The development of process mineralogy at Falconbridge Limited and application to the Raglan Mill
Assessment of opportunities to improve mineral processing performance in existing concentrators and in describing undeveloped orebodies is key to improving the business case of a mining company. This assessment has traditionally been performed using the distinct and separate inputs from mineral processing and mineral science. More recently, process mineralogy has been used to integrate these two disciplines. This trend has been driven by the need to develop and process more challenging ore deposits, and has been assisted by the availability of modern automated instruments. Together with the acquisition of a QemSCAN (quantitative evaluation of materials by scanning electron microscope) from CSIRO in Australia, and with the use of a supporting SEM with EDX/WDX capabilities and an XRD, the development of process mineralogy at Falconbridge commenced in 1997.
The sampling challenges in presenting a QemSCAN with representative sample material at the polished section level are significant, but have been effectively addressed. The full description of this aspect is beyond the scope of this paper. It is shown that, by use of this approach, the set nature of an orebody can be best exploited with selected flowsheet changes in a concentrator which address the generic characteristics of the orebody.
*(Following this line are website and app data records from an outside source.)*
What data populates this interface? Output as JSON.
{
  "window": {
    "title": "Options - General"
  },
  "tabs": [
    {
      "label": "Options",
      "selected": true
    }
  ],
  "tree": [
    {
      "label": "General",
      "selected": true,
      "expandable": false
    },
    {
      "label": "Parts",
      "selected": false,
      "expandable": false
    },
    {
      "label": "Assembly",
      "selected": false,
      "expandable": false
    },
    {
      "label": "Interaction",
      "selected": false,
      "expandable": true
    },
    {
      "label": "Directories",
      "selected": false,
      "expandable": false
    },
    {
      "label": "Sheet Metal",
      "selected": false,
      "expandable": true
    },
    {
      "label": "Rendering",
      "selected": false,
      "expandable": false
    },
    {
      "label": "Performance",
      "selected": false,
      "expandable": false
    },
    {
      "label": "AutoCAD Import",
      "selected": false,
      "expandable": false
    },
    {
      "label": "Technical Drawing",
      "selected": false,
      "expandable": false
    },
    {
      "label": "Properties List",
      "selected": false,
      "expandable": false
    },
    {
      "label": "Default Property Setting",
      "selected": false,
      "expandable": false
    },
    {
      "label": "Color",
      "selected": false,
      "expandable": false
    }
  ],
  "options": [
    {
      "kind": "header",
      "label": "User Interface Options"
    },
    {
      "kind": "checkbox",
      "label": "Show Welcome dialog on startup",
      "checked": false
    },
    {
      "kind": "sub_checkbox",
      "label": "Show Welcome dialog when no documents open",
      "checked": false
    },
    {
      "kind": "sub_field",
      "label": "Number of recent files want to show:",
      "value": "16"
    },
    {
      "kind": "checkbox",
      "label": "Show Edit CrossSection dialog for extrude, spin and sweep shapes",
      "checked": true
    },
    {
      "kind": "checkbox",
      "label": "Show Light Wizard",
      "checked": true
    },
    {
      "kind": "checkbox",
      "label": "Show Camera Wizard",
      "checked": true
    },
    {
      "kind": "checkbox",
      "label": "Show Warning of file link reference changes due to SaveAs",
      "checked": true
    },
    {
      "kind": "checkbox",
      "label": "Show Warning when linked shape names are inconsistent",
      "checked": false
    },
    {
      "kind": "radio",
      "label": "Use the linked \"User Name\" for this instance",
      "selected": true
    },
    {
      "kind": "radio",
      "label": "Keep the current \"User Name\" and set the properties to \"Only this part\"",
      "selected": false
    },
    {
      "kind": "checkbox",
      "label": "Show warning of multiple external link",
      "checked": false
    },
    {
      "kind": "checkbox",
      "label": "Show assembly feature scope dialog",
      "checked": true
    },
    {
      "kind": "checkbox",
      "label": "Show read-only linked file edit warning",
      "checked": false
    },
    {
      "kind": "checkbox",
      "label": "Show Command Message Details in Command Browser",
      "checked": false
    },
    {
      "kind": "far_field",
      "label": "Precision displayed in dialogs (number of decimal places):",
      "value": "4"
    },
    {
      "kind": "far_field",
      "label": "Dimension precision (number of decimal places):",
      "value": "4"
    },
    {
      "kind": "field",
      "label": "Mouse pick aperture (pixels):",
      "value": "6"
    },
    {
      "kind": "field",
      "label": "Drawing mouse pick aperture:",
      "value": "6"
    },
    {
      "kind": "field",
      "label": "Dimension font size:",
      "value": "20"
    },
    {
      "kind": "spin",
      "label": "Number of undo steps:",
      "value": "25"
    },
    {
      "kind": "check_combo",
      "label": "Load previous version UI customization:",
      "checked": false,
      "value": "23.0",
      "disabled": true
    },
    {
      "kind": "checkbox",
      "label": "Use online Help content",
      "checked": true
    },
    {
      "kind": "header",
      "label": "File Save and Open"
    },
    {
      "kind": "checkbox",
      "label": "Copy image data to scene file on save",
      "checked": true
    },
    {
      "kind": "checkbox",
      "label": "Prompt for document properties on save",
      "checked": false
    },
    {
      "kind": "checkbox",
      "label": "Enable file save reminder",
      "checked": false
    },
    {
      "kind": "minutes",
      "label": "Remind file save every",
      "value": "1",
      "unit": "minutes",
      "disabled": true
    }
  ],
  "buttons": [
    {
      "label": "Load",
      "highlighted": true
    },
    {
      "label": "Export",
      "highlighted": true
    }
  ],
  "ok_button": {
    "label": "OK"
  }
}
In this way, the flowsheet provides a process that more effectively fits the mineral processing requirements of the ore. This leads to clear and tangible improvements in grade and recovery.